Current Research

Environmental Studies

Each year, a number of Environmental Studies students participate in research collaborations with faculty. Results of these projects are presented at on-campus research symposia, and may also be presented at national or international conferences. For other student research, please explore the websites of our associated departments.

Meg Wika, Geography and Environmental Studies Major ‘14

Land use change, especially deforestation, is a global concern that directly impacts biodiversity, climate change, and human livelihoods and communities. Meg (right, in photo) worked with Prof. Anna Versluis (Geography & Environmental Studies) on a study that involved digitizing and georeferencing historic maps of land use change in Haiti. These maps were formerly available only in paper format in a handful of libraries around the world. By digitizing these maps and thus expanding the digital record of land use beyond that available from satellite imagery, it will be possible to study patterns of land use change in Haiti over greater time periods. Meg’s research was supported by the Margaret A. Cargill Foundation.

Mary Patterson, Biology Major ‘14

Mary collaborated with Prof. Pam Kittelson (Biology & Environmental Studies) on a research project in the 70-acre tallgrass prairie restoration in the Gustavus Arboretum. Mary made an ecological assessment of the vegetation that will help inform the College’s management plans and serve as a foundational base for future studies. Their work will also be used by other ecologists interested in the nature of diversity and the factors that shape its patterns. Mary is pictured at right, with Dr. Kittelson and Mike Howe, another student who worked on the project in 2012. Mary’s work was supported by the Margaret A. Cargill Foundation.

Nick Alverson, Geology & Environmental Studies Major ‘12

Nick worked on two environmentally-related projects. He collaborated with Prof. Jeff Jeremiason (Chemistry & Environmental Studies) to investigate the mobility of mercury and other trace metals through peatlands in northern Minnesota. That work will improve our understanding of how toxic metals move through the environment, ending up as contaminants in fish. Nick also worked with Prof. Laura Triplett (Geology & Environmental Studies) to trace the source of sediment that is polluting the Minnesota River. Nick’s research was supported by the Margaret A. Cargill Foundation.

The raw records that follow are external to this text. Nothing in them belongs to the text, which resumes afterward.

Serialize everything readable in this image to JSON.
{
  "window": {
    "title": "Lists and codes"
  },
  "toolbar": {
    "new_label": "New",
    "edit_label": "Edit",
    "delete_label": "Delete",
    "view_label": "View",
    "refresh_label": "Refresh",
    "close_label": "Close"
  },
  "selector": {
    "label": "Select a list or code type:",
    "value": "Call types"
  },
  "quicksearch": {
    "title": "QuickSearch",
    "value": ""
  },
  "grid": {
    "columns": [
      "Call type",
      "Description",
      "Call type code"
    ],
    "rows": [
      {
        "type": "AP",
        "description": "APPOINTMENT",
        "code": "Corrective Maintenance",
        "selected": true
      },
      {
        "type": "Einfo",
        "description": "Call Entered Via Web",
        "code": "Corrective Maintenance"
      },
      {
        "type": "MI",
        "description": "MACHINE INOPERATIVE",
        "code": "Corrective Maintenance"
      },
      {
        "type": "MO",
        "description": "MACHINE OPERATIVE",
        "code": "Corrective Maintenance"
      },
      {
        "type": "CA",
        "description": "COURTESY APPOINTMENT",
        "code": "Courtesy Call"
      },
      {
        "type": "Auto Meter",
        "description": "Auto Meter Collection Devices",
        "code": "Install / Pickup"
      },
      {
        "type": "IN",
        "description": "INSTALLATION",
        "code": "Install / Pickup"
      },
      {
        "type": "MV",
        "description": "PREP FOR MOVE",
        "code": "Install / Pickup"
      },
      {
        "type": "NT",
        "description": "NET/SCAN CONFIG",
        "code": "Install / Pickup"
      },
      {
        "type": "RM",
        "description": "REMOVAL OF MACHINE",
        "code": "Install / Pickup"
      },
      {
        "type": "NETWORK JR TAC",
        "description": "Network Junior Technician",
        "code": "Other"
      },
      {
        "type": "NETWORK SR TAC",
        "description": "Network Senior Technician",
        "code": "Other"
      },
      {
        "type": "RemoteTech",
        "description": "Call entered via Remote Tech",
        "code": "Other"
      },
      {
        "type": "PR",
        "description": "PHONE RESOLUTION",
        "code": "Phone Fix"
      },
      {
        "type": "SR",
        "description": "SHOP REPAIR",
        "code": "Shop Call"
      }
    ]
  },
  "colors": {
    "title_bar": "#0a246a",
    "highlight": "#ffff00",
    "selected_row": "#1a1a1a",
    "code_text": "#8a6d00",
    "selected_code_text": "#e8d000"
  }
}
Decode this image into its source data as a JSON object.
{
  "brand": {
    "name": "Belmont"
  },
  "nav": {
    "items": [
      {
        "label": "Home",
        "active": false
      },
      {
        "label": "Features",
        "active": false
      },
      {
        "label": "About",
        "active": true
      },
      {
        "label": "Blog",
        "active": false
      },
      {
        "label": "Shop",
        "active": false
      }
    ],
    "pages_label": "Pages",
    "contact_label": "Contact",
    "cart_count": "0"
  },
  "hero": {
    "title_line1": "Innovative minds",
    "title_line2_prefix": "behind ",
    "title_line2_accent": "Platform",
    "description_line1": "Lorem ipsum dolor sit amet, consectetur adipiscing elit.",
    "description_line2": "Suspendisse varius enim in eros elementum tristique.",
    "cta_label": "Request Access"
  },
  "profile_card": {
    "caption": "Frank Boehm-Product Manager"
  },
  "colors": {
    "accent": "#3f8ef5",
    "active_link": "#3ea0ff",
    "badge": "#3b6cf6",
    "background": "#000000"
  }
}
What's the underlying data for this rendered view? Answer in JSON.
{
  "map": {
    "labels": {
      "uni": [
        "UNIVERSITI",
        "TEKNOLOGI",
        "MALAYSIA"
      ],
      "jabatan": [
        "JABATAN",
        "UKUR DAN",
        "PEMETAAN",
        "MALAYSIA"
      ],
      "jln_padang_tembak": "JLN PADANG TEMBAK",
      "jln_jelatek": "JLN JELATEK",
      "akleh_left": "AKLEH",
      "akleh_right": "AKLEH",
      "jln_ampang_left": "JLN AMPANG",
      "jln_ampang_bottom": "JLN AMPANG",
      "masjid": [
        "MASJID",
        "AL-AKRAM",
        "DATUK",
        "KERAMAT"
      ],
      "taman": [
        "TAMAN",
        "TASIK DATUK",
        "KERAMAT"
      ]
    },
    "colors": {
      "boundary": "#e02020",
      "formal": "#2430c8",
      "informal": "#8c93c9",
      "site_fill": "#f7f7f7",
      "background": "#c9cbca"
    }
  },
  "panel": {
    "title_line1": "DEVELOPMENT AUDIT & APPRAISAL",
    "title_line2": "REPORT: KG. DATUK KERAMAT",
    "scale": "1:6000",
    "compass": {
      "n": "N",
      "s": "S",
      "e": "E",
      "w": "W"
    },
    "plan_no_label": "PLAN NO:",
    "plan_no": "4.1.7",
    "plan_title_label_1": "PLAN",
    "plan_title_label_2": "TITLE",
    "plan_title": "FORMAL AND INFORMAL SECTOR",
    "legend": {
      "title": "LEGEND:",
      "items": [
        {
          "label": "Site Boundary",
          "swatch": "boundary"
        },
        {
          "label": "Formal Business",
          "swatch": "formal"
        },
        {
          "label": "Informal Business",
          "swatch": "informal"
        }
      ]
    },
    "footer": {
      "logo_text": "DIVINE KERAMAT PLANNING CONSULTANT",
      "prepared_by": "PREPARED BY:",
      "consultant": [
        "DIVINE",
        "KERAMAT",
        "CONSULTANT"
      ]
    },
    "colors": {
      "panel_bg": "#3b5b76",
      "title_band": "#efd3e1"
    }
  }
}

Jamison Utzig, Biology Major '13

I spent 10 weeks conducting research with Dr. Jeff Jeremiason. The research consisted of analyzing both the total and methyl mercury content of selected lakes in Itasca County. During these ten weeks, two trips were made to Itasca County to obtain water samples for analyzing (above photo). In this time I also helped set up a method for analyzing the methyl mercury content of water samples using an Inductively Coupled Plasma Mass Spectrometer. This research was supported by the Margaret A. Cargill Foundation.

Carson Smith

Carson Smith, Geology Major '11

Carson spent 10 weeks working with Dr. Laura Triplett investigating how an invasive species, Phragmites australis, has changed the transport of silica—a plant nutrient—in the Platte River, Nebraska. They made two trips to the Platte to collect sediment samples from stands of Phragmites, native willow and unvegetated sandbars. Back at Gustavus, they measured the concentrations of biogenic silica in those sediments to determine how much silica is now being stored in river sediments instead of flowing downriver to feed coastal and ocean ecosystems. This research was supported by the Margaret A. Cargill Foundation and Gustavus Adolphus College (Research, Scholarly and Creativity Grant, 2010), with logistical assistance from The Nature Conservancy and the Audubon Society.